For context, blockchain runtime monitoring leverages the specifications and invariants statically proven during a security audit to offer value to blockchain stakeholders after the target smart contracts are deployed. These monitors are used to inform clients about the health of their deployed contracts and can automatically launch corrective action when invariants are broken.
As Runtime Verification began developing runtime monitoring and recovery products, it became evident that the hardest part is to identify which properties to monitor. Fortunately for Runtime Verification, these properties are a natural byproduct of the contract security audit process.
Using this foundation, RV Monitoring instruments the system to correctly observe relevant events, automatically generate monitors from the safety specifications, and steer the system through recovery actions when violations happen.
Another key element to successful runtime monitoring is ensuring access to the accurate real-time data required to take action when the aforementioned properties are violated. This facet is where the Algorand relay node plays a key role. Efficient instrumentation and observation of transactions are critical for successful monitoring, and most existing blockchain indexing services are too slow to be effective. By the time a monitor is triggered, the monitored invariant property is already violated, resulting in a vulnerability.
Implementing RV Monitoring products on an Algorand participation node reduces the end-to-end system latency from seconds to milliseconds, resulting in significantly more performant monitors. That said, the problem with monitoring a distributed network using participation nodes is that even with geographically distributed instances, there is a limit to the number of relay nodes to which the node can attach. This limitation results in the monitors missing critical activity until it is propagated throughout the network, which may be too late to identify abhorrent behavior in a timely manner.
By implementing relay nodes in the Algorand network, Runtime Verification can more effectively monitor activity. This is achieved by having direct access to the participation nodes that connect to it, as well as by connecting to other relay nodes to ensure that most transactions are seen as quickly as possible. This advantage allows Runtime Verification to either notify customers so that they can resolve a problem quickly and efficiently, or automatically resolve the problem on behalf of the protocols themselves.

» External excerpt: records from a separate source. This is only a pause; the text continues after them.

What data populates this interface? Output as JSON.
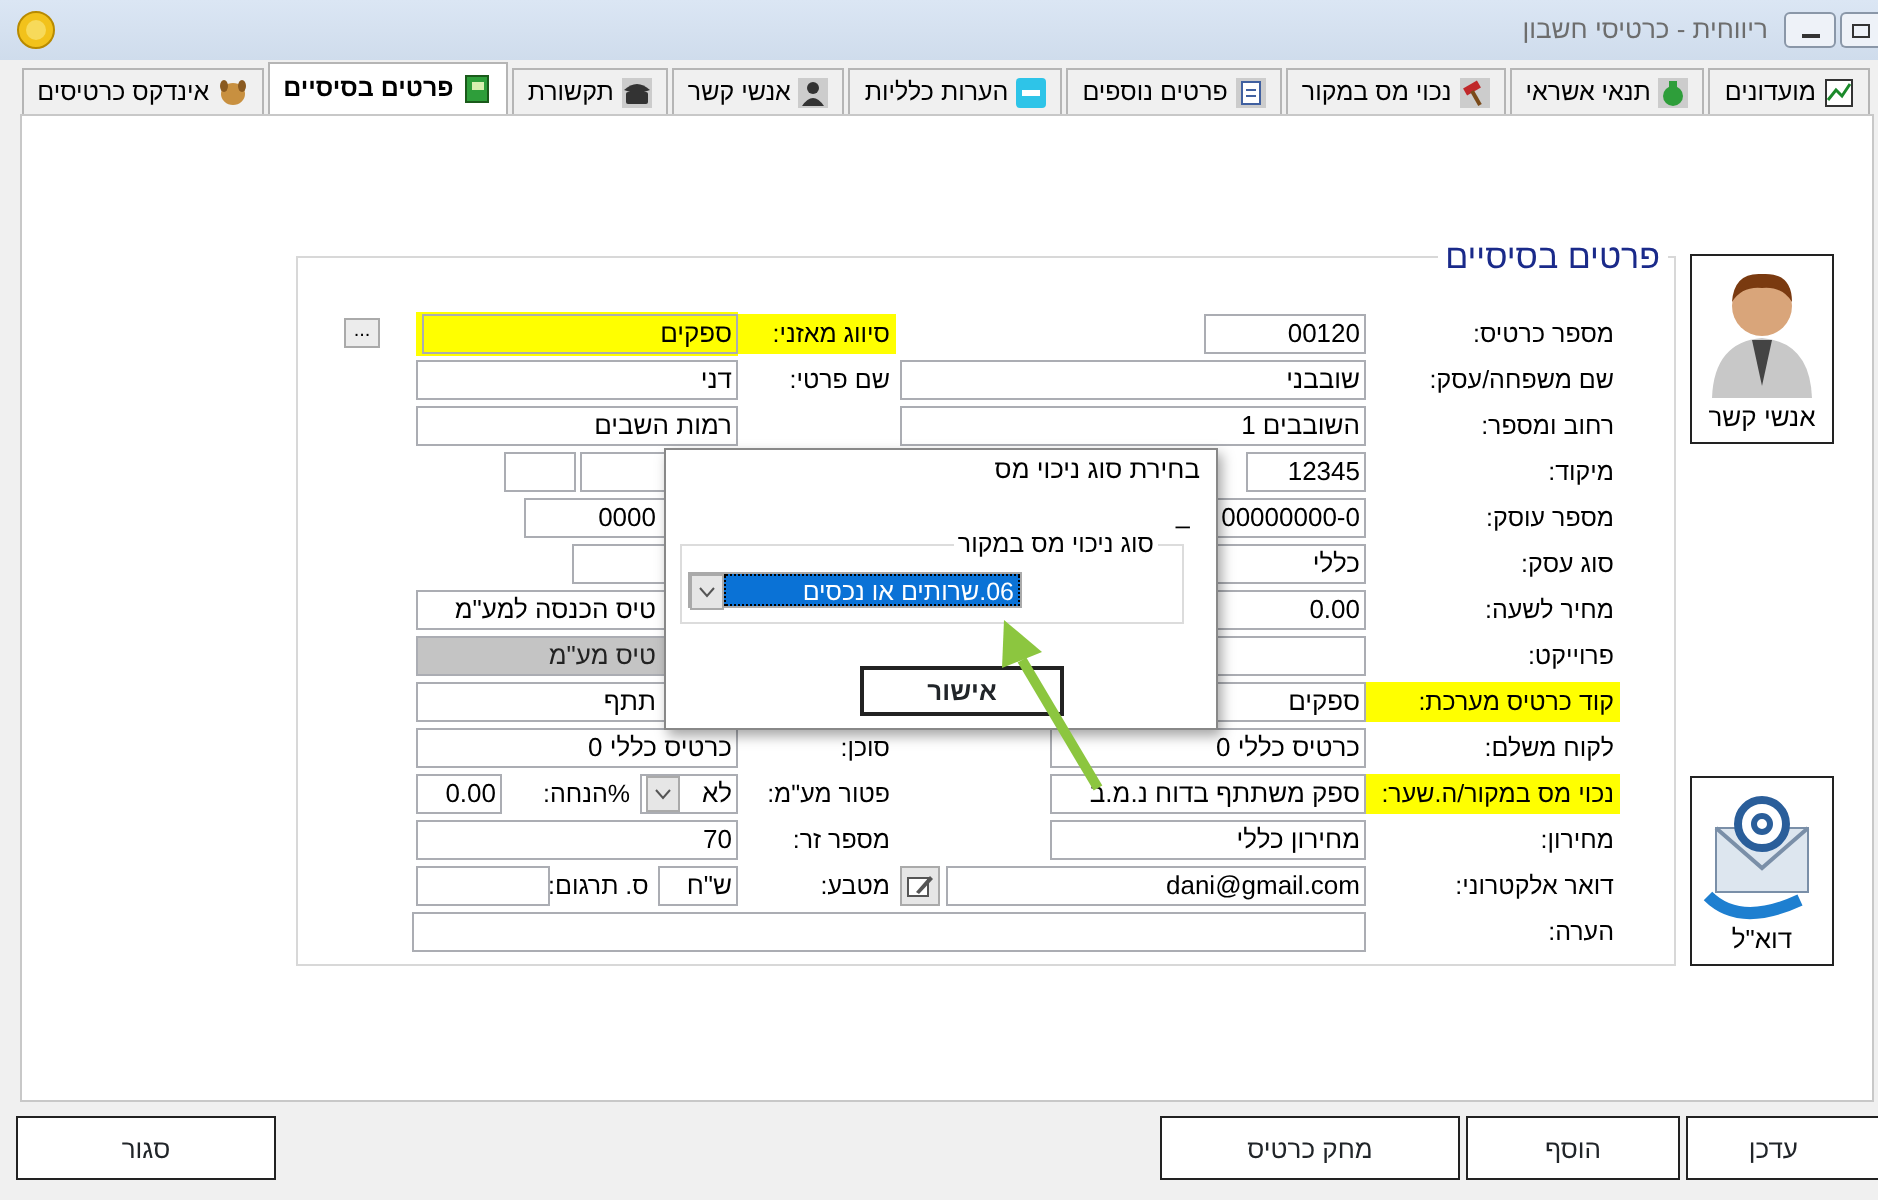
{
  "window": {
    "title": "ריווחית - כרטיסי חשבון"
  },
  "tabs": [
    {
      "label": "מועדונים",
      "selected": false
    },
    {
      "label": "תנאי אשראי",
      "selected": false
    },
    {
      "label": "נכוי מס במקור",
      "selected": false
    },
    {
      "label": "פרטים נוספים",
      "selected": false
    },
    {
      "label": "הערות כלליות",
      "selected": false
    },
    {
      "label": "אנשי קשר",
      "selected": false
    },
    {
      "label": "תקשורת",
      "selected": false
    },
    {
      "label": "פרטים בסיסיים",
      "selected": true
    },
    {
      "label": "אינדקס כרטיסים",
      "selected": false
    }
  ],
  "form": {
    "legend": "פרטים בסיסיים",
    "right_fields": [
      {
        "label": "מספר כרטיס:",
        "value": "00120",
        "highlighted": false
      },
      {
        "label": "שם משפחה/עסק:",
        "value": "שובבני",
        "highlighted": false
      },
      {
        "label": "רחוב ומספר:",
        "value": "השובבים 1",
        "highlighted": false
      },
      {
        "label": "מיקוד:",
        "value": "12345",
        "highlighted": false
      },
      {
        "label": "מספר עוסק:",
        "value": "00000000-0",
        "highlighted": false
      },
      {
        "label": "סוג עסק:",
        "value": "כללי",
        "highlighted": false
      },
      {
        "label": "מחיר לשעה:",
        "value": "0.00",
        "highlighted": false
      },
      {
        "label": "פרוייקט:",
        "highlighted": false
      },
      {
        "label": "קוד כרטיס מערכת:",
        "value": "ספקים",
        "highlighted": true
      },
      {
        "label": "לקוח משלם:",
        "value": "כרטיס כללי 0",
        "highlighted": false
      },
      {
        "label": "נכוי מס במקור/ה.שער:",
        "value": "ספק משתתף בדוח נ.מ.ב",
        "highlighted": true
      },
      {
        "label": "מחירון:",
        "value": "מחירון כללי",
        "highlighted": false
      },
      {
        "label": "דואר אלקטרוני:",
        "value": "dani@gmail.com",
        "highlighted": false,
        "kind": "email"
      },
      {
        "label": "הערה:",
        "highlighted": false,
        "kind": "wide"
      }
    ],
    "left_fields": [
      {
        "kind": "browse",
        "label": "סיווג מאזני:",
        "value": "ספקים",
        "button": "...",
        "highlighted": true,
        "disabled": false
      },
      {
        "kind": "text",
        "label": "שם פרטי:",
        "value": "דני",
        "highlighted": false,
        "disabled": false
      },
      {
        "kind": "text",
        "value": "רמות השבים",
        "highlighted": false,
        "disabled": false
      },
      {
        "kind": "pair",
        "highlighted": false,
        "disabled": false
      },
      {
        "kind": "covered",
        "value": "0000",
        "highlighted": false,
        "disabled": false
      },
      {
        "kind": "covered",
        "highlighted": false,
        "disabled": false
      },
      {
        "kind": "covered",
        "value": "טיס הכנסה למע\"מ",
        "highlighted": false,
        "disabled": false
      },
      {
        "kind": "covered",
        "value": "טיס מע\"מ",
        "highlighted": false,
        "disabled": true
      },
      {
        "kind": "covered",
        "value": "תתף",
        "highlighted": false,
        "disabled": false
      },
      {
        "kind": "text",
        "label": "סוכן:",
        "value": "כרטיס כללי 0",
        "highlighted": false,
        "disabled": false
      },
      {
        "kind": "combo",
        "label": "פטור מע\"מ:",
        "value": "לא",
        "extra_label": "%הנחה:",
        "extra_value": "0.00",
        "highlighted": false,
        "disabled": false
      },
      {
        "kind": "text",
        "label": "מספר זר:",
        "value": "70",
        "highlighted": false,
        "disabled": false
      },
      {
        "kind": "currency",
        "label": "מטבע:",
        "value": "ש\"ח",
        "extra_label": "ס. תרגום:",
        "highlighted": false,
        "disabled": false
      }
    ]
  },
  "side_buttons": [
    {
      "label": "אנשי קשר",
      "kind": "contacts"
    },
    {
      "label": "דוא\"ל",
      "kind": "email"
    }
  ],
  "dialog": {
    "title": "בחירת סוג ניכוי מס",
    "dash": "–",
    "group": "סוג ניכוי מס במקור",
    "selection": "06.שרותים או נכסים",
    "ok": "אישור"
  },
  "buttons": [
    "עדכן",
    "הוסף",
    "מחק כרטיס",
    "סגור"
  ]
}
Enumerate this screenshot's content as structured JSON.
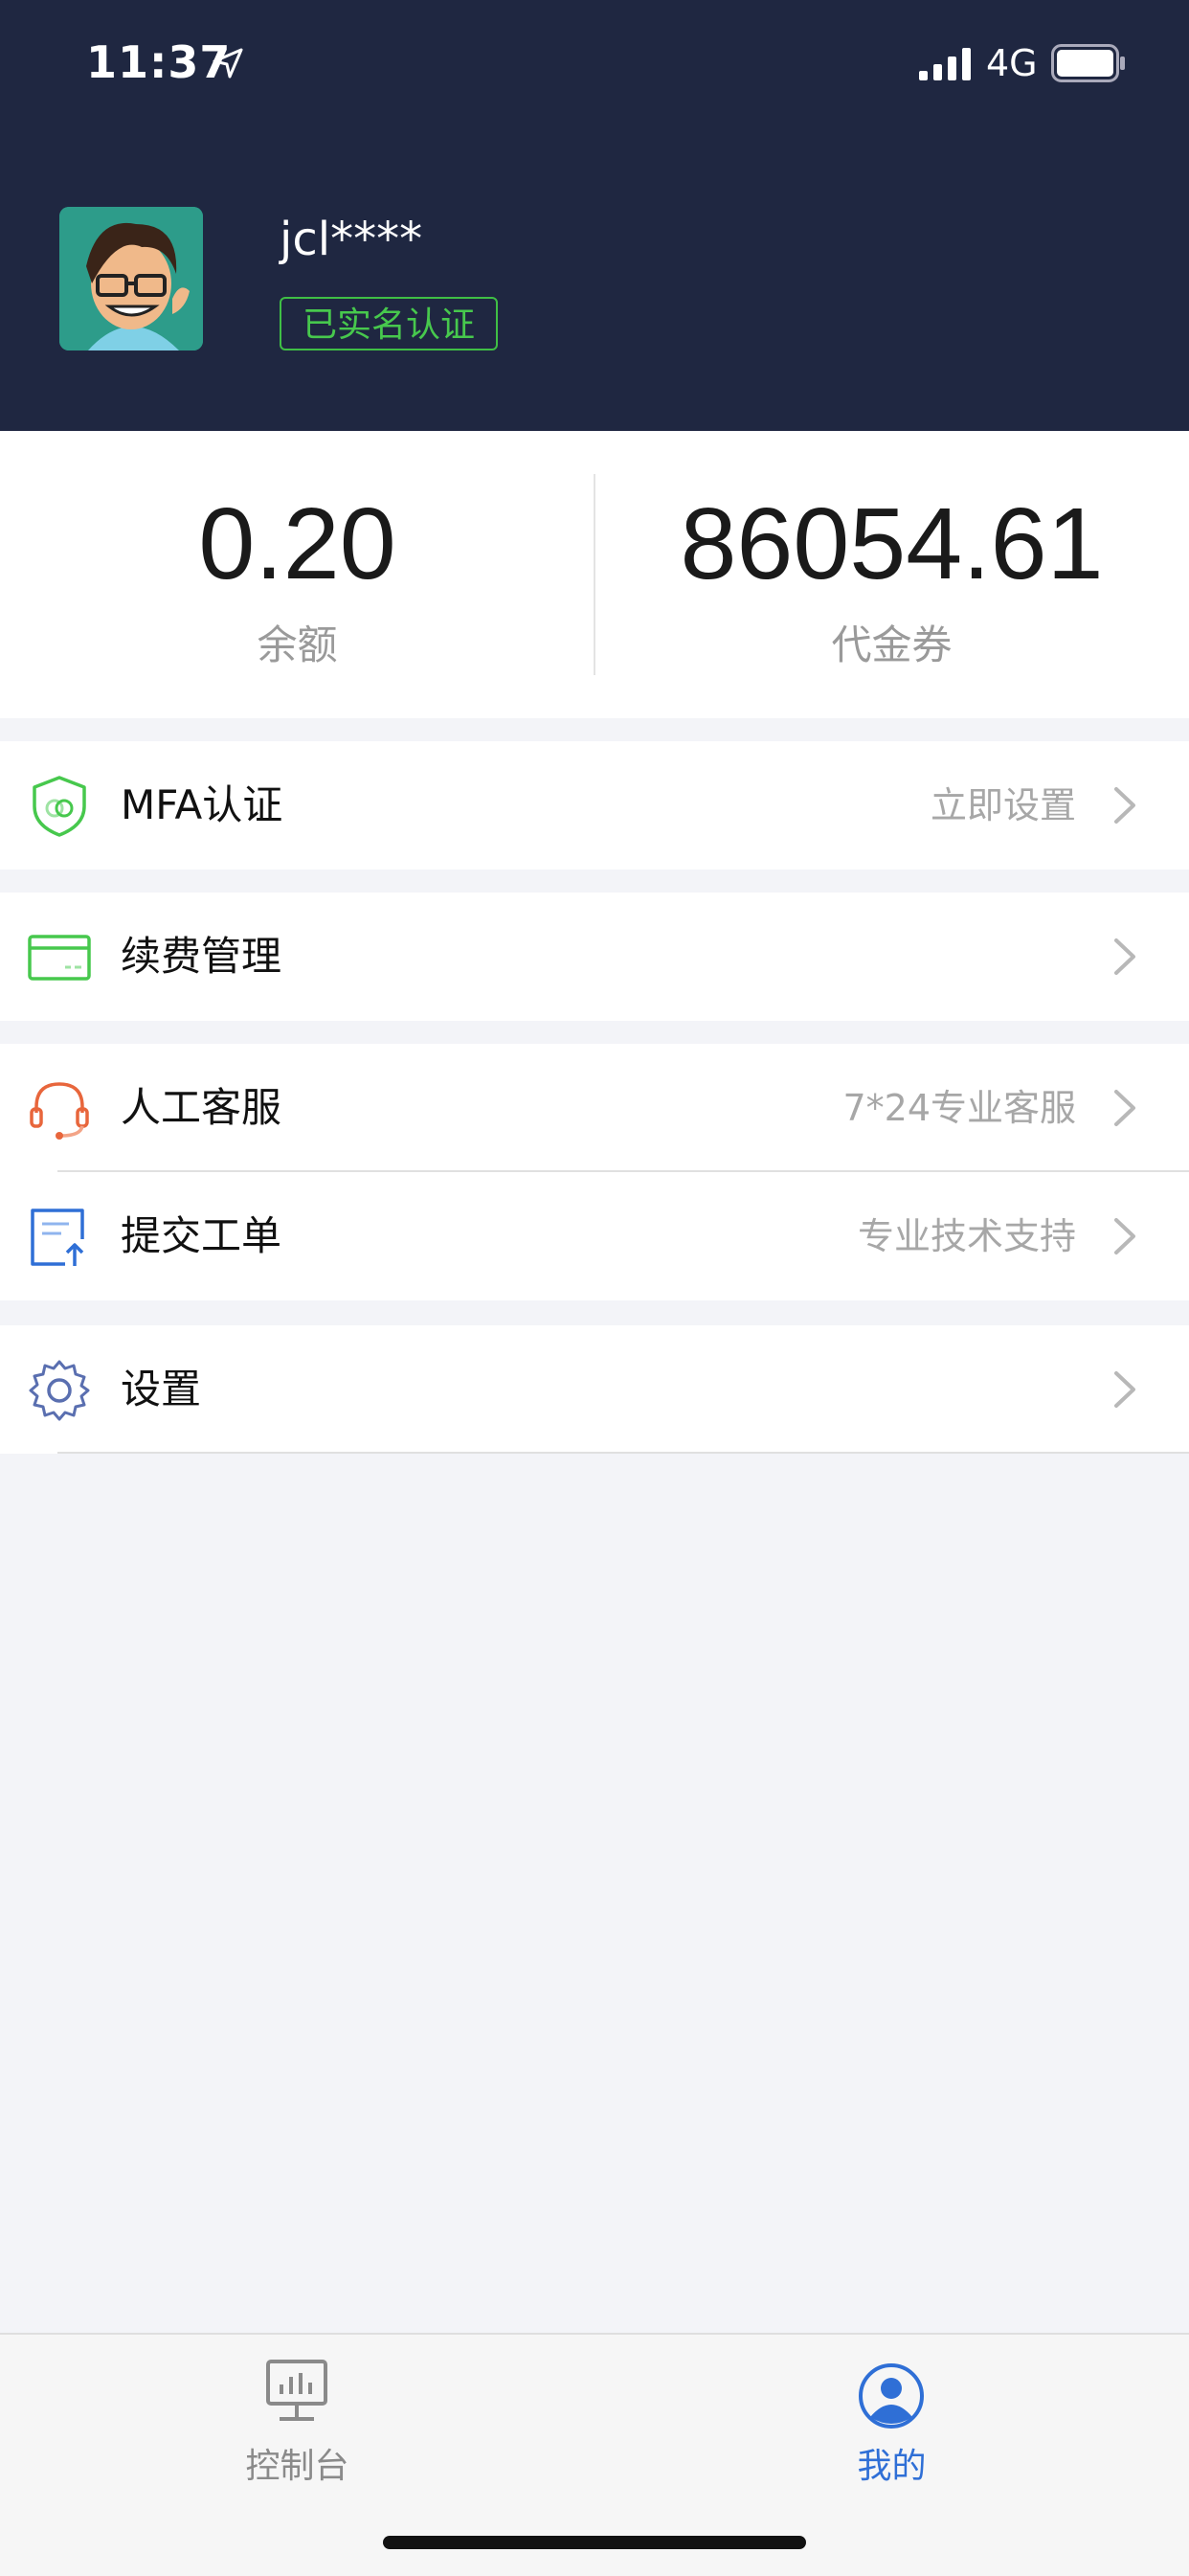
{
  "status_bar": {
    "time": "11:37",
    "network": "4G"
  },
  "profile": {
    "username": "jcl****",
    "verify_badge": "已实名认证"
  },
  "stats": [
    {
      "value": "0.20",
      "label": "余额"
    },
    {
      "value": "86054.61",
      "label": "代金券"
    }
  ],
  "menu": {
    "mfa": {
      "label": "MFA认证",
      "right": "立即设置",
      "icon": "shield-icon"
    },
    "renew": {
      "label": "续费管理",
      "icon": "card-icon"
    },
    "service": {
      "label": "人工客服",
      "right": "7*24专业客服",
      "icon": "headset-icon"
    },
    "ticket": {
      "label": "提交工单",
      "right": "专业技术支持",
      "icon": "ticket-icon"
    },
    "settings": {
      "label": "设置",
      "icon": "gear-icon"
    }
  },
  "tabbar": {
    "console": {
      "label": "控制台",
      "icon": "monitor-icon"
    },
    "mine": {
      "label": "我的",
      "icon": "user-icon"
    }
  },
  "colors": {
    "header_bg": "#1f2741",
    "accent_green": "#47c84d",
    "accent_blue": "#2f6fd6",
    "accent_orange": "#e8663c",
    "page_bg": "#f3f4f8"
  }
}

Runtime Verification is developing monitoring solutions to address the following primary use cases:
The problem with most blockchain monitoring solutions available today is that they are typically restricted to transaction monitoring. Invariant monitors leverage the specifications and invariants statically proven during the smart contract audit to ensure operational security after the target contracts are deployed. These products monitor the post-deployment health of contracts in real-time, and alert stakeholders when invariants are broken, or the monitored contract states meet or violate certain criteria. The notifications produced by these monitors trigger corrective actions by the stakeholders based on recommendations identified during the smart contract audit process. Runtime Verification is working with protocol developers and other stakeholders to ensure that invariants identified during their audit remain invariant, and ensure long-term health over the entire lifecycle of the protocol.
Monitoring with Recovery
These monitoring products involve triggering recovery transactions when specific market or contract criteria are met. Runtime Verification has been monitoring loan liquidity in lending and borrowing protocols across multiple blockchains. In these protocols, the primary property proven is that all loans must maintain collateralization. The collateral position of the loan contacts on these protocols are monitored, and when they become undercollateralized, must be recovered as quickly as possible to prevent damaging results to protocol health.
Runtime Verification is committed to ensuring the safety, reliability, and correctness of blockchain solutions as they are being built and after they are in operation. If you are interested in exploring runtime monitoring solutions on Algorand or any other chain, please contact us and we can discuss a solution that meets your needs.